* [Instructions for the task]: Repeat the entries verbatim.

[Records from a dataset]

= = = =

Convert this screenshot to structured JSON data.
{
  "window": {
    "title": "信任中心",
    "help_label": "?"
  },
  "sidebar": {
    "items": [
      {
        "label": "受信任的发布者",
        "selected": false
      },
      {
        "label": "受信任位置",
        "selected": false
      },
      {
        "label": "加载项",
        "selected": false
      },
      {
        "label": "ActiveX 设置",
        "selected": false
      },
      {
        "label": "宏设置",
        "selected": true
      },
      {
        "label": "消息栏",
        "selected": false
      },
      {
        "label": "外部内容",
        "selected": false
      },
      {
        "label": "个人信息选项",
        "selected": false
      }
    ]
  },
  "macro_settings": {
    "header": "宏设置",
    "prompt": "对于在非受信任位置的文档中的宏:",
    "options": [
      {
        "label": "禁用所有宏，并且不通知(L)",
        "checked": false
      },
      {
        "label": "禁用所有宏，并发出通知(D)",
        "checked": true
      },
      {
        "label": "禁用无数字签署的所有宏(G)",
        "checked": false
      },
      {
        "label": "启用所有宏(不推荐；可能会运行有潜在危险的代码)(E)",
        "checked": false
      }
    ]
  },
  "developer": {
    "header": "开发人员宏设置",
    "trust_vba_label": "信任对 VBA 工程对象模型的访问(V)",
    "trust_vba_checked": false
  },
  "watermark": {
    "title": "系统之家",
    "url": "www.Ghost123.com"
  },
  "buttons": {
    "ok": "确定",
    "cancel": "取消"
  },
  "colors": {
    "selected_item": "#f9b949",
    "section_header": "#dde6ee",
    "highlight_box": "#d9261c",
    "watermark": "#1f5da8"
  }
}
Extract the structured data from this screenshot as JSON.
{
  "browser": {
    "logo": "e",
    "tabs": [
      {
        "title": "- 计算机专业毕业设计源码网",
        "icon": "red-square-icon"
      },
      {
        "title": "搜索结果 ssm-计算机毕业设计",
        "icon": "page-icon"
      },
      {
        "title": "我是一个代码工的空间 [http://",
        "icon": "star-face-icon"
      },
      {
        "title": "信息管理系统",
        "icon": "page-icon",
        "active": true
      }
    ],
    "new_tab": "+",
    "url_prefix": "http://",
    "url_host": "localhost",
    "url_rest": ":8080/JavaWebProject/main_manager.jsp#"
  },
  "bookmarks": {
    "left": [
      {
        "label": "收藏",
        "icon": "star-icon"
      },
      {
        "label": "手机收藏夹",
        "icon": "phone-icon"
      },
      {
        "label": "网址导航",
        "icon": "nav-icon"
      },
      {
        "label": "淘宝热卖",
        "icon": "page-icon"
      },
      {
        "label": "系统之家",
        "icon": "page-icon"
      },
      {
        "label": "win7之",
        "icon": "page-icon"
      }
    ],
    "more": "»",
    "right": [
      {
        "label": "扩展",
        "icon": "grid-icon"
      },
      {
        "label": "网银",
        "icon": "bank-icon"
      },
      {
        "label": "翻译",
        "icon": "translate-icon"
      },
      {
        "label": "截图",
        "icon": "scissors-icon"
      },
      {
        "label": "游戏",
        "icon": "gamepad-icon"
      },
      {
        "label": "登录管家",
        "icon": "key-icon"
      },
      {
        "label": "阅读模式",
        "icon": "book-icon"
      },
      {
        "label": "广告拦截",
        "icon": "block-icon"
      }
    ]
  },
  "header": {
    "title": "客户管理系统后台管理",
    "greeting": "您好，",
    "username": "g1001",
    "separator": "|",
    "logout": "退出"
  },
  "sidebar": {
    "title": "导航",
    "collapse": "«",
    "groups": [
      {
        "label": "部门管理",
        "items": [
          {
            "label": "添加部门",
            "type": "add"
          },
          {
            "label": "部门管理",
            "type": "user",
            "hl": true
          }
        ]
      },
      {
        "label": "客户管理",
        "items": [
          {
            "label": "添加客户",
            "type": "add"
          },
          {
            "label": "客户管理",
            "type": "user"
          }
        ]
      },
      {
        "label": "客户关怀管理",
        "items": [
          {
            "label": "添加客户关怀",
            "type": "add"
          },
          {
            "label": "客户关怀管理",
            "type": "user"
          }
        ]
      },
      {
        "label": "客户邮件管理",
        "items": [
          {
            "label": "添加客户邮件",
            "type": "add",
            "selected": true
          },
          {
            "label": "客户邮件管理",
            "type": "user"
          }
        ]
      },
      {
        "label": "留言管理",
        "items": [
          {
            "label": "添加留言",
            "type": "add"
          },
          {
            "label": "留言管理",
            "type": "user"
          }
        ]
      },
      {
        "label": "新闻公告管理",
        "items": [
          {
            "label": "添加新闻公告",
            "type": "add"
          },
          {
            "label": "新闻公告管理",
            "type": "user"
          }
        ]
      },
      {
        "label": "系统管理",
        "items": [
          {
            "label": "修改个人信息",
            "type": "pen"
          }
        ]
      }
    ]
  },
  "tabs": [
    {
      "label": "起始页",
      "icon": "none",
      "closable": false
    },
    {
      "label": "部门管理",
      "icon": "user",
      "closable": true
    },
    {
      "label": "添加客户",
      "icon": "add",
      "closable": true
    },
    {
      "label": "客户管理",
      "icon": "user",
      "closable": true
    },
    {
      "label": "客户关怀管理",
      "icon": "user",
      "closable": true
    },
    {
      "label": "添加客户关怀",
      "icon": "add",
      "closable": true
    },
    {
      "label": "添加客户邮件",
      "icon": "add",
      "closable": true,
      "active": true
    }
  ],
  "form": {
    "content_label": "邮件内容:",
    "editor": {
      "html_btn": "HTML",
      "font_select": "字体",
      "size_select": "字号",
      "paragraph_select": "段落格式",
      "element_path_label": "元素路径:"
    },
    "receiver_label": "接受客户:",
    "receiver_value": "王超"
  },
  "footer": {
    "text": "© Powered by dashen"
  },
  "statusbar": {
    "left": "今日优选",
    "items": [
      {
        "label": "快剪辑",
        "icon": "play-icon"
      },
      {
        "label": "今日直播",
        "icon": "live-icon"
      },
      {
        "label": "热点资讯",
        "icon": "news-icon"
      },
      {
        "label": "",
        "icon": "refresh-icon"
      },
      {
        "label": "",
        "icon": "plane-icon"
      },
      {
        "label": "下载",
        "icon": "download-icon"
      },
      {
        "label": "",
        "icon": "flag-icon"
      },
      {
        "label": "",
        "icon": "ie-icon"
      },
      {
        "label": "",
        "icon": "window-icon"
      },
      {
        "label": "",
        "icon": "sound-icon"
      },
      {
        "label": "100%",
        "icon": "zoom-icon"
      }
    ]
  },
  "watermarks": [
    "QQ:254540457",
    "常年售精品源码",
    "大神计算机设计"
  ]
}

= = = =

* [Written response]:
Convert this screenshot to structured JSON data.
{
  "window": {
    "title": "信任中心",
    "help_label": "?"
  },
  "sidebar": {
    "items": [
      {
        "label": "受信任的发布者",
        "selected": false
      },
      {
        "label": "受信任位置",
        "selected": false
      },
      {
        "label": "加载项",
        "selected": false
      },
      {
        "label": "ActiveX 设置",
        "selected": false
      },
      {
        "label": "宏设置",
        "selected": true
      },
      {
        "label": "消息栏",
        "selected": false
      },
      {
        "label": "外部内容",
        "selected": false
      },
      {
        "label": "个人信息选项",
        "selected": false
      }
    ]
  },
  "macro_settings": {
    "header": "宏设置",
    "prompt": "对于在非受信任位置的文档中的宏:",
    "options": [
      {
        "label": "禁用所有宏，并且不通知(L)",
        "checked": false
      },
      {
        "label": "禁用所有宏，并发出通知(D)",
        "checked": true
      },
      {
        "label": "禁用无数字签署的所有宏(G)",
        "checked": false
      },
      {
        "label": "启用所有宏(不推荐；可能会运行有潜在危险的代码)(E)",
        "checked": false
      }
    ]
  },
  "developer": {
    "header": "开发人员宏设置",
    "trust_vba_label": "信任对 VBA 工程对象模型的访问(V)",
    "trust_vba_checked": false
  },
  "watermark": {
    "title": "系统之家",
    "url": "www.Ghost123.com"
  },
  "buttons": {
    "ok": "确定",
    "cancel": "取消"
  },
  "colors": {
    "selected_item": "#f9b949",
    "section_header": "#dde6ee",
    "highlight_box": "#d9261c",
    "watermark": "#1f5da8"
  }
}
Extract the structured data from this screenshot as JSON.
{
  "browser": {
    "logo": "e",
    "tabs": [
      {
        "title": "- 计算机专业毕业设计源码网",
        "icon": "red-square-icon"
      },
      {
        "title": "搜索结果 ssm-计算机毕业设计",
        "icon": "page-icon"
      },
      {
        "title": "我是一个代码工的空间 [http://",
        "icon": "star-face-icon"
      },
      {
        "title": "信息管理系统",
        "icon": "page-icon",
        "active": true
      }
    ],
    "new_tab": "+",
    "url_prefix": "http://",
    "url_host": "localhost",
    "url_rest": ":8080/JavaWebProject/main_manager.jsp#"
  },
  "bookmarks": {
    "left": [
      {
        "label": "收藏",
        "icon": "star-icon"
      },
      {
        "label": "手机收藏夹",
        "icon": "phone-icon"
      },
      {
        "label": "网址导航",
        "icon": "nav-icon"
      },
      {
        "label": "淘宝热卖",
        "icon": "page-icon"
      },
      {
        "label": "系统之家",
        "icon": "page-icon"
      },
      {
        "label": "win7之",
        "icon": "page-icon"
      }
    ],
    "more": "»",
    "right": [
      {
        "label": "扩展",
        "icon": "grid-icon"
      },
      {
        "label": "网银",
        "icon": "bank-icon"
      },
      {
        "label": "翻译",
        "icon": "translate-icon"
      },
      {
        "label": "截图",
        "icon": "scissors-icon"
      },
      {
        "label": "游戏",
        "icon": "gamepad-icon"
      },
      {
        "label": "登录管家",
        "icon": "key-icon"
      },
      {
        "label": "阅读模式",
        "icon": "book-icon"
      },
      {
        "label": "广告拦截",
        "icon": "block-icon"
      }
    ]
  },
  "header": {
    "title": "客户管理系统后台管理",
    "greeting": "您好，",
    "username": "g1001",
    "separator": "|",
    "logout": "退出"
  },
  "sidebar": {
    "title": "导航",
    "collapse": "«",
    "groups": [
      {
        "label": "部门管理",
        "items": [
          {
            "label": "添加部门",
            "type": "add"
          },
          {
            "label": "部门管理",
            "type": "user",
            "hl": true
          }
        ]
      },
      {
        "label": "客户管理",
        "items": [
          {
            "label": "添加客户",
            "type": "add"
          },
          {
            "label": "客户管理",
            "type": "user"
          }
        ]
      },
      {
        "label": "客户关怀管理",
        "items": [
          {
            "label": "添加客户关怀",
            "type": "add"
          },
          {
            "label": "客户关怀管理",
            "type": "user"
          }
        ]
      },
      {
        "label": "客户邮件管理",
        "items": [
          {
            "label": "添加客户邮件",
            "type": "add",
            "selected": true
          },
          {
            "label": "客户邮件管理",
            "type": "user"
          }
        ]
      },
      {
        "label": "留言管理",
        "items": [
          {
            "label": "添加留言",
            "type": "add"
          },
          {
            "label": "留言管理",
            "type": "user"
          }
        ]
      },
      {
        "label": "新闻公告管理",
        "items": [
          {
            "label": "添加新闻公告",
            "type": "add"
          },
          {
            "label": "新闻公告管理",
            "type": "user"
          }
        ]
      },
      {
        "label": "系统管理",
        "items": [
          {
            "label": "修改个人信息",
            "type": "pen"
          }
        ]
      }
    ]
  },
  "tabs": [
    {
      "label": "起始页",
      "icon": "none",
      "closable": false
    },
    {
      "label": "部门管理",
      "icon": "user",
      "closable": true
    },
    {
      "label": "添加客户",
      "icon": "add",
      "closable": true
    },
    {
      "label": "客户管理",
      "icon": "user",
      "closable": true
    },
    {
      "label": "客户关怀管理",
      "icon": "user",
      "closable": true
    },
    {
      "label": "添加客户关怀",
      "icon": "add",
      "closable": true
    },
    {
      "label": "添加客户邮件",
      "icon": "add",
      "closable": true,
      "active": true
    }
  ],
  "form": {
    "content_label": "邮件内容:",
    "editor": {
      "html_btn": "HTML",
      "font_select": "字体",
      "size_select": "字号",
      "paragraph_select": "段落格式",
      "element_path_label": "元素路径:"
    },
    "receiver_label": "接受客户:",
    "receiver_value": "王超"
  },
  "footer": {
    "text": "© Powered by dashen"
  },
  "statusbar": {
    "left": "今日优选",
    "items": [
      {
        "label": "快剪辑",
        "icon": "play-icon"
      },
      {
        "label": "今日直播",
        "icon": "live-icon"
      },
      {
        "label": "热点资讯",
        "icon": "news-icon"
      },
      {
        "label": "",
        "icon": "refresh-icon"
      },
      {
        "label": "",
        "icon": "plane-icon"
      },
      {
        "label": "下载",
        "icon": "download-icon"
      },
      {
        "label": "",
        "icon": "flag-icon"
      },
      {
        "label": "",
        "icon": "ie-icon"
      },
      {
        "label": "",
        "icon": "window-icon"
      },
      {
        "label": "",
        "icon": "sound-icon"
      },
      {
        "label": "100%",
        "icon": "zoom-icon"
      }
    ]
  },
  "watermarks": [
    "QQ:254540457",
    "常年售精品源码",
    "大神计算机设计"
  ]
}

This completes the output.